The island will only be affected on the first day of the race, but it's a bit of an irritant for the (very few) island residents and the (very many) people who work there in restaurants, shops and other tourist services. Local groups and cycling associations have called the choice hypocritical.
The ban was put in place last year, after a new bridge, reserved for shuttles, horse-drawn carriages and pedestrians, was opened. Authorities believe the bicycles, if allowed, would make life difficult for the hordes of summer visitors.

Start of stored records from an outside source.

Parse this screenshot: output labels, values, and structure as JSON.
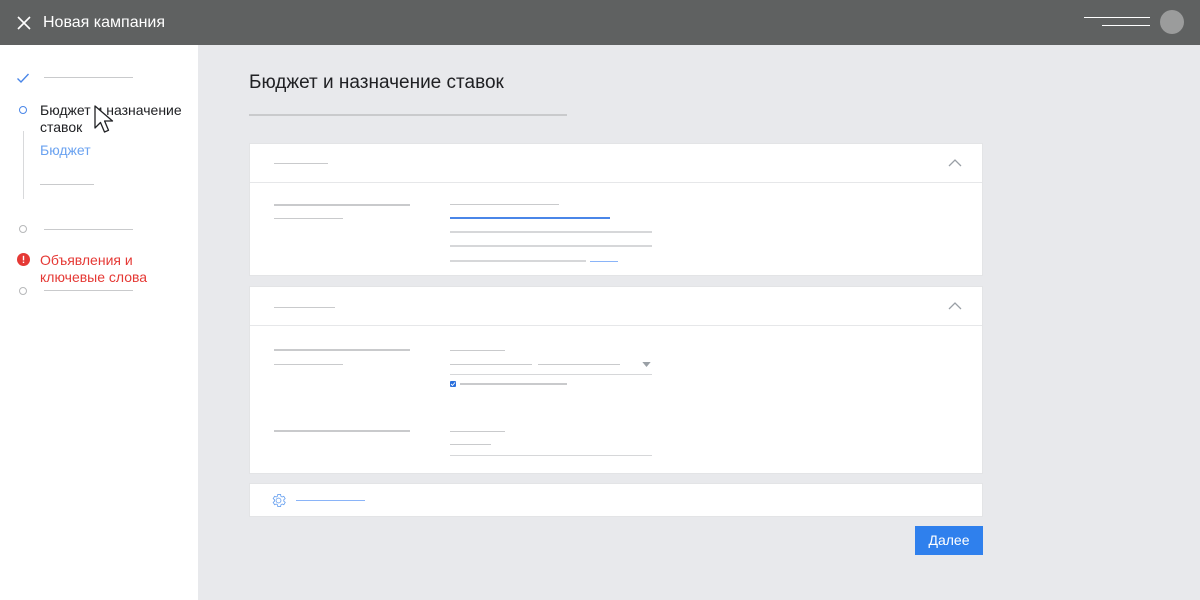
{
  "header": {
    "title": "Новая кампания"
  },
  "sidebar": {
    "steps": [
      {
        "label": "",
        "state": "done"
      },
      {
        "label": "Бюджет и назначение ставок",
        "state": "current",
        "substep": "Бюджет"
      },
      {
        "label": "",
        "state": "pending"
      },
      {
        "label": "Объявления и ключевые слова",
        "state": "error"
      },
      {
        "label": "",
        "state": "pending"
      }
    ]
  },
  "main": {
    "page_title": "Бюджет и назначение ставок",
    "next_label": "Далее"
  },
  "colors": {
    "topbar": "#5f6161",
    "accent": "#2f80ed",
    "error": "#e53935",
    "link": "#6aa2f0"
  },
  "icons": [
    "close-icon",
    "checkmark-icon",
    "circle-icon",
    "error-icon",
    "chevron-up-icon",
    "gear-icon",
    "checkbox-icon",
    "dropdown-arrow-icon",
    "cursor-icon"
  ]
}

The ban runs from May to September, and is in effect from 10 am to 6 pm.
Jean-Michel Blanchet, president of the local cycling association says they can understand a ban in July and August, but not the other months, saying “This is a problem for locals who go to work by bike and also for tourists on cycling holidays.” Some locals are expected to protest during the race beginning, but not to disrupt it.
Photos: Top, Mont-Saint-Michel from the bridge; below, the crowded main (and only) street on a busy August weekend.